    Pus was represented as yellow and the mucosa including clear mucus as pink areas.
    These images were visually assessed by 30 investigators via power point (experiment 1) and by 23 investigators via a simulated vaginoscopic examination (experiment 2) utilizing the same 4-point classification system. Sensitivity was 99.6% and 96.3% and specificity was 96.7% and 90.1% in experiment 1 and 2, respectively. In the second study, three investigators examined 64 Holstein- Friesian cows between 2 and 5 days in milk and between 21 and 27 days in milk by transrectal palpation. For calculation of sensitivity and specificity, ultrasound-generated measurements were used as reference standard. A cervix >7.5 cm was categorized as large. The Pearson coefficient of correlation between the results of the 3 investigators and ultrasound-generated measurements was moderate (r = 0.71, 0.74 and 0.51). The estimates generated by palpation by the 3 different investigators did not differ and were similar to measurements obtained by ultrasound.
    The coefficient of variation between the investigators and ultrasound was high (20.9, 18.7 and 32.0%). The mean difference between the investigators and the ultrasound was 0.60 cm (95% confidence interval: −2.4 to 3.6 cm). Sensitivity was 28.6%, 42.9% and 42.9% and specificity was 100%, 96.2% and 92.6% for the ability of the 3 investigators, respectively, to detect a cervix with a diameter of 7.5 cm by palpation.

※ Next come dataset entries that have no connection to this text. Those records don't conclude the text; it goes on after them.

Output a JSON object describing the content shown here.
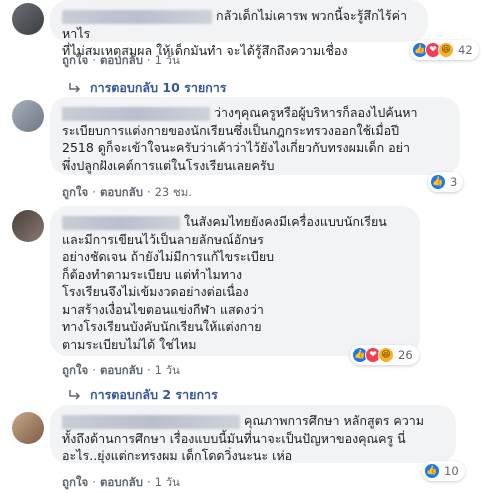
{
  "actions": {
    "like": "ถูกใจ",
    "reply": "ตอบกลับ",
    "dot": "·"
  },
  "comments": [
    {
      "text": "กลัวเด็กไม่เคารพ พวกนี้จะรู้สึกไร้ค่า หาไร\nที่ไม่สมเหตุสมผล ให้เด็กมันทำ จะได้รู้สึกถึงความเชื่อง",
      "time": "1 วัน",
      "reactions": [
        "like",
        "love",
        "haha"
      ],
      "reaction_count": "42",
      "replies_label": "การตอบกลับ 10 รายการ"
    },
    {
      "text": "ว่างๆคุณครูหรือผู้บริหารก็ลองไปค้นหา\nระเบียบการแต่งกายของนักเรียนซึ่งเป็นกฎกระทรวงออกใช้เมื่อปี\n2518 ดูก็จะเข้าใจนะครับว่าเค้าว่าไว้ยังไงเกี่ยวกับทรงผมเด็ก อย่า\nพึ่งปลูกฝังเคต์การแต่ในโรงเรียนเลยครับ",
      "time": "23 ชม.",
      "reactions": [
        "like"
      ],
      "reaction_count": "3"
    },
    {
      "text": "ในสังคมไทยยังคงมีเครื่องแบบนักเรียน\nและมีการเขียนไว้เป็นลายลักษณ์อักษร\nอย่างชัดเจน ถ้ายังไม่มีการแก้ไขระเบียบ\nก็ต้องทำตามระเบียบ แต่ทำไมทาง\nโรงเรียนจึงไม่เข้มงวดอย่างต่อเนื่อง\nมาสร้างเงื่อนไขตอนแข่งกีฬา แสดงว่า\nทางโรงเรียนบังคับนักเรียนให้แต่งกาย\nตามระเบียบไม่ได้ ใช่ไหม",
      "time": "1 วัน",
      "reactions": [
        "like",
        "love",
        "haha"
      ],
      "reaction_count": "26",
      "replies_label": "การตอบกลับ 2 รายการ"
    },
    {
      "text": "คุณภาพการศึกษา หลักสูตร ความ\nทั้งถึงด้านการศึกษา เรื่องแบบนี้มันที่นาจะเป็นปัญหาของคุณครู นี่\nอะไร..ยุ่งแต่กะทรงผม เด็กโดดวิ่งนะนะ เห่อ",
      "time": "1 วัน",
      "reactions": [
        "like"
      ],
      "reaction_count": "10"
    }
  ]
}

    Overall, sensitivity and specificity for all 3 investigators, considering ultrasound measurements as reference, were 37.5% and 96.2%, respectively. In vitro, 24 wooden cylinders were used to represent cervical diameter and to examine the reliability, as well as sensitivity and specificity, of manual assessment of different diameters. The Pearson coefficient of correlation between the results of the investigators (n = 11) and the actual diameters of the cylinders was 0.78. The coefficient of variation between the investigators and the cylinders was 27.8%. The variation in the results was greater for cylinders with a larger diameter (3.5 cm diameter: mean ± standard deviation = 2.6 ± 0.9 cm; 10.5 cm diameter: mean ± standard deviation = 13.2 ± 4.0 cm). The estimate obtained by palpation for the 7.5 cm cylinder was 7.4 ± 2.1 cm. Sensitivity was 79.4 % and specificity 92.5%. After training one group of investigators, sensitivity and specificity improved to 85.9% and 94.4%, respectively. The results show that a visual assessment conducted by vaginoscopic examination is not perfect but can be considered a reasonable measurement of vaginal discharge and as a practical tool to distinguish healthy from diseased cows. My data provide clear evidence that manual assessment of diameters by palpation remains a challenge.